This dissertation is an autoethnography about the socialization of people in various cultural contexts, in particular, women in the embodied role of the academic researcher. Being a researcher and enduring an experience of sexual assault right in the middle of my first research interview left me in a state of shock and survival. One out of every six American women will survive attempted or completed rape during her lifetime, with college-aged women being three to four times at increased risk compared to all women, yet the odds that this would take place during a project which had major implications for my academic career, not to mention my personal wellness, seemed negligible. When I was actually assaulted, not just processing a statistic or abstractly discussed scenario in a violence prevention program, I completely froze, unable to react. I later learned this bodily response was common or even “normal” in the threat of danger. While the university offered its traditional victim advocacy and crisis-response resources ad hoc, these modalities seemed incomplete and ‘too late’. I felt compelled to independently seek out a continuous practice separate of the academy to equip myself defensively, physically, to be more practically readied for the future, as a stronger person, scholar, and woman.
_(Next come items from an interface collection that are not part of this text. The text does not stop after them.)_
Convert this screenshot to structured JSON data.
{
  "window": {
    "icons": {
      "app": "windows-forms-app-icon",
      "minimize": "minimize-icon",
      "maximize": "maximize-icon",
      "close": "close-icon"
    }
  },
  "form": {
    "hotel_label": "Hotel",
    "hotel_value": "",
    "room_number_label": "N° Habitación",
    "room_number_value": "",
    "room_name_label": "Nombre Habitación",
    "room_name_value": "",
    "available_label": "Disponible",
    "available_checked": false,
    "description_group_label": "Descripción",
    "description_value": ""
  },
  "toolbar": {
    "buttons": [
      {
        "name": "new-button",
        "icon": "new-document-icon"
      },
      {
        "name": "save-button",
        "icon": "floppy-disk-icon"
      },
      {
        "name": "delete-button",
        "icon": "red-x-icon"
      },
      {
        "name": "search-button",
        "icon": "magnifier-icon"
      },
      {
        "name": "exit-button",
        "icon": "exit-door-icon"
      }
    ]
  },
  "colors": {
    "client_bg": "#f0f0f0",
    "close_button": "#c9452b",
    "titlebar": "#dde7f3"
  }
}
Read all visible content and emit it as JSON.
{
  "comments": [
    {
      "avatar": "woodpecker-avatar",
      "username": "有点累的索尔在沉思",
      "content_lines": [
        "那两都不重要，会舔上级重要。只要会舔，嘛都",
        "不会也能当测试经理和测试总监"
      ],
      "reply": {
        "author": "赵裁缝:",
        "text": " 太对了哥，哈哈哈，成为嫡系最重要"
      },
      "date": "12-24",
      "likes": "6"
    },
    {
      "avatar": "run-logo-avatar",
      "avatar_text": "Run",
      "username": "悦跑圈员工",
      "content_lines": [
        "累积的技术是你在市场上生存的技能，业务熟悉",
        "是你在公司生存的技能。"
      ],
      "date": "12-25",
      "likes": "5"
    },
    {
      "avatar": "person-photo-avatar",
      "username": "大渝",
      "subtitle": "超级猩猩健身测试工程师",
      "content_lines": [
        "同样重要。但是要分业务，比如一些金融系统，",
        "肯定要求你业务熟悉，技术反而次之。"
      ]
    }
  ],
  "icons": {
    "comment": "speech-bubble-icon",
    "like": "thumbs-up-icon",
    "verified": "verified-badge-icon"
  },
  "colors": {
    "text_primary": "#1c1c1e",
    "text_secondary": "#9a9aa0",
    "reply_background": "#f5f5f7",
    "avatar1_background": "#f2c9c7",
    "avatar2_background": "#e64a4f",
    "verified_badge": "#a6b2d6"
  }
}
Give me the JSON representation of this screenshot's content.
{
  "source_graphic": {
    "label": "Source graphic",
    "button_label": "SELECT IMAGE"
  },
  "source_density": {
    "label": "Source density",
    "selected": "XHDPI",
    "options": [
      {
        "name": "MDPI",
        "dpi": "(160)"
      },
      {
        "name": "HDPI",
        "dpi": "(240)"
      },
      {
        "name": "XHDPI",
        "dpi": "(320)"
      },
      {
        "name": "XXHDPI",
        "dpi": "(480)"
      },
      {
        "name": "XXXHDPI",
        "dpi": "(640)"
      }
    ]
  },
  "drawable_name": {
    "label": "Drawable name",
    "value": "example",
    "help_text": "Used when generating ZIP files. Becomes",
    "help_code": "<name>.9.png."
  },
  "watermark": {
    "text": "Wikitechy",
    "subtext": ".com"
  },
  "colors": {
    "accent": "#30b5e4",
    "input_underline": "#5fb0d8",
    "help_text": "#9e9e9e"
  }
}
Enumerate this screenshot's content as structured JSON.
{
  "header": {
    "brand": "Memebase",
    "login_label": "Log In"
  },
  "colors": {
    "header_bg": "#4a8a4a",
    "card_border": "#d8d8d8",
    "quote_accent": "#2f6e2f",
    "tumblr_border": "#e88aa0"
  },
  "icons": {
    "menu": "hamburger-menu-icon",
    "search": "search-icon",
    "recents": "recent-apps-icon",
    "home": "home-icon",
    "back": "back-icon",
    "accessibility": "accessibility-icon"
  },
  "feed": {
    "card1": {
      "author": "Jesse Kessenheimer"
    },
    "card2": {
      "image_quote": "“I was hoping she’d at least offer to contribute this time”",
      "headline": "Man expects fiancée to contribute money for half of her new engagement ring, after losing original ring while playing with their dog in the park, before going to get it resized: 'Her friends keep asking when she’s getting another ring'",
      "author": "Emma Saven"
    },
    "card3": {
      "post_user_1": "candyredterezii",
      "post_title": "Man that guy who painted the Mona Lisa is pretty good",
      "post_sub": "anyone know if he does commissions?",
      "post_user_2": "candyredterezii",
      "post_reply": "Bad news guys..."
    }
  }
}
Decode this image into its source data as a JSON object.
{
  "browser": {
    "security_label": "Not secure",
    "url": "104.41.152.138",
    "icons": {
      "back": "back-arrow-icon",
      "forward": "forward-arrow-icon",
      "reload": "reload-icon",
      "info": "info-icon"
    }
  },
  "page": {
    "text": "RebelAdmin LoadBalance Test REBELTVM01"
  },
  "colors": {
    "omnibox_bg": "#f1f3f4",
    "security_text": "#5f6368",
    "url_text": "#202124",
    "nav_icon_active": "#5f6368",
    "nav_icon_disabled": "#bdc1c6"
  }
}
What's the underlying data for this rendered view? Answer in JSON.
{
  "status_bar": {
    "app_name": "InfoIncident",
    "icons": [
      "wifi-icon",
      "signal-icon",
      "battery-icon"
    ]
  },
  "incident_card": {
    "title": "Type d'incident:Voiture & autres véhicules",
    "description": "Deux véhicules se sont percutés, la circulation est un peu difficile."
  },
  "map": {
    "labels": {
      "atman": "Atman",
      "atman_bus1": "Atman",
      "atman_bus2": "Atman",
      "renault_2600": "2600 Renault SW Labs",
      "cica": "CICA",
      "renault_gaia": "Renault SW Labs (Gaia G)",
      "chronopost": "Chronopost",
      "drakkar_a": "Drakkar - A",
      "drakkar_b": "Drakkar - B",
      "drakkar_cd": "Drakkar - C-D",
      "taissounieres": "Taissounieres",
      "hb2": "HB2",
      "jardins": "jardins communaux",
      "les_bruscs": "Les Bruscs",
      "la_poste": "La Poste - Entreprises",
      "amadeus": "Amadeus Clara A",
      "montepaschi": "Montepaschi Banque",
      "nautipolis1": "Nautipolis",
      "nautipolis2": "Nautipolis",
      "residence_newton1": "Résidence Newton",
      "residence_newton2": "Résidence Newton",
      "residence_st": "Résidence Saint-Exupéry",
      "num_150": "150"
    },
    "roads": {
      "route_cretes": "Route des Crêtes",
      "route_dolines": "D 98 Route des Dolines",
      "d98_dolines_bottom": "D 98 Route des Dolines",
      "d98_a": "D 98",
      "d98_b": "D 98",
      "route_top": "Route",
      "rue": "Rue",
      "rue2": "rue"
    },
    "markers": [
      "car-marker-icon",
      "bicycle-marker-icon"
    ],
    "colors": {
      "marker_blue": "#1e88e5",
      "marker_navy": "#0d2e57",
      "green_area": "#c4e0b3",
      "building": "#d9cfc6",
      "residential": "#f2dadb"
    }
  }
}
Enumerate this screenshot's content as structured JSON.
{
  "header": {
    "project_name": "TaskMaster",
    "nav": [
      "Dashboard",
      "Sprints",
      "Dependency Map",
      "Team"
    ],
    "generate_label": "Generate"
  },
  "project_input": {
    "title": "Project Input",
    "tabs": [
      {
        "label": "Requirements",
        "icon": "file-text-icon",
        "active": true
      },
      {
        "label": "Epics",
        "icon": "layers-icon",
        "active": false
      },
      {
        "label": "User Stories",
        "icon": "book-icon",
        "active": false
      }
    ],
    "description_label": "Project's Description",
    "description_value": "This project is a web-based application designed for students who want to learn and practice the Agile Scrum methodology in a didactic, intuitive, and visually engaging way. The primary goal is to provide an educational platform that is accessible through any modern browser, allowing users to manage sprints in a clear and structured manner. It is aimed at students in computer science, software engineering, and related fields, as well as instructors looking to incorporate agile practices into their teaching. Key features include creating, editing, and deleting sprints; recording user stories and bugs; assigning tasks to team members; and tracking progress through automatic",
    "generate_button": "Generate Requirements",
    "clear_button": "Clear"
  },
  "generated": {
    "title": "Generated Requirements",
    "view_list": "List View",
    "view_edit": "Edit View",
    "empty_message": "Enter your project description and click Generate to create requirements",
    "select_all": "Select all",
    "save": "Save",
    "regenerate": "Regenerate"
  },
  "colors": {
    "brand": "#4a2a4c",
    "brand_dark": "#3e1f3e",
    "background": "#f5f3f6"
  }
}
Alongside my educational psychology graduate studies, I began training in Brazilian jiu-jitsu, discovering a new facet of physical feminism through embodied martial art. I engaged the training site to reconstruct a different ‘story’ for my body to live in, rather than remain stuck, psychically immobilized, and physically disempowered, as it was in the interview. Jiu-jitsu being an art allows room for unique interpretations. In my case, the open training site provided a safe space to reconstruct trusting relationships with men, and far more importantly, to forge a confident relationship with myself, where I could trust in me to protect myself. Through the physical collaborative work with my training partners, I continually re-constructed new meanings about research interviews, relationship structures, power, gender, femininity, masculinity, sexual violence, aggression, and vulnerability.

This dissertation tells the story of that research interview turned assault, and my journey of survival thereafter. What began as a personal coping skill with jiu-jitsu soon practice became an embodied component of my living methodology. Using autoethnographic approach, I share my experience drawing upon current literature on feminist research, sexual assault survival, and qualitative interviewing. I situate my experience at the politicized intersection of two congruent but contradictory bodies of literature informing sexual violence and the ways women’s bodies are engaged in qualitative research.

My dilemma was especially problematic, as by institutional guidelines, there are practical ‘grey areas’ around what is intended to simply be a methods exercise for a class project, but instead could manifest as an actual research study by data production, as it did in my case. My erroneously interpreting and approaching the project as a study could have been shaped by the perceived pressure I felt to produce strong research very early, even as a new graduate student, as several of my peers were already pursuing publications, even some which I was assisting them with in data analysis, therefore I mistakenly believed similar research procedures and structures would apply to the project. Further solidifying the strong inquiry-led culture, faculty were constantly conducting and publishing studies, thus I believed this ‘started’ as early as possible. At the time, I had a very unclear interpretation about the blurred line between voluntary exchanges intended for class projects, and how these are structured and handled much differently from true studies. A major implication of this work is for every new graduate student to clearly understand and have room to discuss the nuanced differences that are expected for class projects that are intended to provide educational experience about the research or methods process, compared to ‘true’ studies.

Despite this cryptic factor, it is yet the case that women in research undergo similar problems in the field, even with the structural support of institutional review boards (IRBs). As IRBs are pragmatically unable to extend protections to shield researchers from the threat of sexual harassment or assault in their inquiry practices, and as literature on (feminist) qualitative interviewing currently situates power largely with the researcher, it is quite critical for the field to reconsider new approaches to inquiry practices and inquiry relationships that, rather than undermine, instead empower feminist scholars.

The field of qualitative interviewing—particularly as sexual assault in research is increasingly discussed during the current political climate—must evolve to embrace new conceptualizations of a discerning, decisive, empowered researcher who navigates the many shifting gendered power relations while conducting research and interviews. In light of my experience of the assault, survival, and mind-body transformation through jiu-jitsu, I introduce the warrior-scholar paradigm as ‘theoretical permission’ for academics to practice being empowered researchers who can claim power over their own bodies, their research, and how their bodies are engaged in research.